Foreword -- Introduction.-PART I Social Metabolism and Local Food Systems: Key Concepts -- Chapter 1.1 In Search of Local Sustainable Agro-food Systems -- Chapter 1.2 Towards an Energy–Landscape Integrated Analysis (ELIA) in agroecosystems -- Chapter 1.3 Integrating indicators of energy efficiency, power and social metabolism for sustainability assessment of farming and food systems -- PART II Social Metabolism and Local Food Systems: Case studies beyond North and South -- Chapter 2.1 Sustainability challenges of pre-industrial food systems: Insights from Long-Term Socio-Ecological Research in Austria -- Chapter 2.2 From vineyards to feedlots: Socio-metabolic transition of the Vallés County (1860-1950-1999) -- Chapter 2.3 Learnings from an Austrian rural case to foster leapfrogging unsustainable practices in industrializing countries -- Chapter 2.4 Leapfrogging conventional development? Innovations to overcome sustainability constraints in a small-farmer village, Cambodia -- Chapter 2.5 Social and financial metabolism of a small-scale organic farm: looking for sustainability at local level -- Chapter 2.6 Towards more sustainable diets? A socioecological reading of food consumption patterns on a Greek island -- Chapter 2.7 Local and Global food supply chains. Is their comparison meaningful? Lessons learned from an organic tomato case study -- Chapter 2.8 Closing nutrient cycles in the city of Madrid: intersection of grey and green infrastructure systems -- Conclusions: What pathways exist for sustainable agro-food systems?
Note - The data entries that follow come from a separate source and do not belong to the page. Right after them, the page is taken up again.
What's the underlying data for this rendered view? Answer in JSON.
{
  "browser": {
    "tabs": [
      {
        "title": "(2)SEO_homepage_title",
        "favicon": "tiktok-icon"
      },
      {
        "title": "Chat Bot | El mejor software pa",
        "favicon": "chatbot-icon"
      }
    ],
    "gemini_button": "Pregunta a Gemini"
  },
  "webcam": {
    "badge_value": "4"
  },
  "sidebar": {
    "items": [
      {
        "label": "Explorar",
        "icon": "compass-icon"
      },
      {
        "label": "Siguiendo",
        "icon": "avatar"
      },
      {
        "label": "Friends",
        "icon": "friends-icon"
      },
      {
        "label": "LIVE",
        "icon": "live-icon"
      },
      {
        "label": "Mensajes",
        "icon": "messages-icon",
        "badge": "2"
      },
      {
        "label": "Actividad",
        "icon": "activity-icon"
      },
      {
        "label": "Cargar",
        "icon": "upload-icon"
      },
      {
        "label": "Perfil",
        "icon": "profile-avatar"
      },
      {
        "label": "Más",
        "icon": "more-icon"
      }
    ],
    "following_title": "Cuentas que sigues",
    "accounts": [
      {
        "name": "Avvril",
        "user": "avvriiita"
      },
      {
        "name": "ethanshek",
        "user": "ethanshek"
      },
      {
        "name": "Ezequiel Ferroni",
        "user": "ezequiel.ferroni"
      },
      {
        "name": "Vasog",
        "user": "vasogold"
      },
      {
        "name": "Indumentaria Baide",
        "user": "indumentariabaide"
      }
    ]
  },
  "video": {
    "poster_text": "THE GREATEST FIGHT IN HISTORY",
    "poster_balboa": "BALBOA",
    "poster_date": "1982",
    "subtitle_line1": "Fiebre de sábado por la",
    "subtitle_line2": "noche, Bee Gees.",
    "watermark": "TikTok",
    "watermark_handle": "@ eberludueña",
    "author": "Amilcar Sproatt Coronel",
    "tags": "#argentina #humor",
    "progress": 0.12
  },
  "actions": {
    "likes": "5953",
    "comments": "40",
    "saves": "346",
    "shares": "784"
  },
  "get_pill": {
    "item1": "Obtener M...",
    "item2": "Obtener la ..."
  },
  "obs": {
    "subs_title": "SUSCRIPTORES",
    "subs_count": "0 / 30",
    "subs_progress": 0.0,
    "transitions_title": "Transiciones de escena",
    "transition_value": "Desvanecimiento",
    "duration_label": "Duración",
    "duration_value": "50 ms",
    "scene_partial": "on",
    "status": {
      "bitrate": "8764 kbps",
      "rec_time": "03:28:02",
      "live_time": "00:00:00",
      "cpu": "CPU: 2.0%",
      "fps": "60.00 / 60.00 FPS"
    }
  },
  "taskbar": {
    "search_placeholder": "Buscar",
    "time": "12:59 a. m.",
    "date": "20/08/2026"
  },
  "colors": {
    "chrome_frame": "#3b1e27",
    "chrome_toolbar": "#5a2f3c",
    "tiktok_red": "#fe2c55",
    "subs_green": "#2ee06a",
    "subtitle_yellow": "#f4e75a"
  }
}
This book delves into diverse local food systems and critically assesses their ecological and societal benefits and trade-offs, their limits and opportunities for improving sustainability of food production, and framework conditions which either hinder or promote their development. More and more people with gradually meat heavier diets will demand growth in food production, whilst our increasingly industrialized and globalized agri-food system has already caused serious sustainability problems in the past. This calls for a change in the way we produce, distribute and consume food. A re-emerging debate on food security and food sovereignty seems to support this quest. But what are the promising alternatives to mainstream developments? Such a discussion regarding sustainability of local food systems requires a sound systemic understanding and thus invites a socio-metabolic reading of local cases by analyzing the nexus between material and energy flows as well as land and time use. This approach is needed to complement the so far mostly qualitatively-based local food studies. Applying socio-metabolic approaches to local food systems fosters a better understanding of promises and pitfalls for sustainable pathways in the future..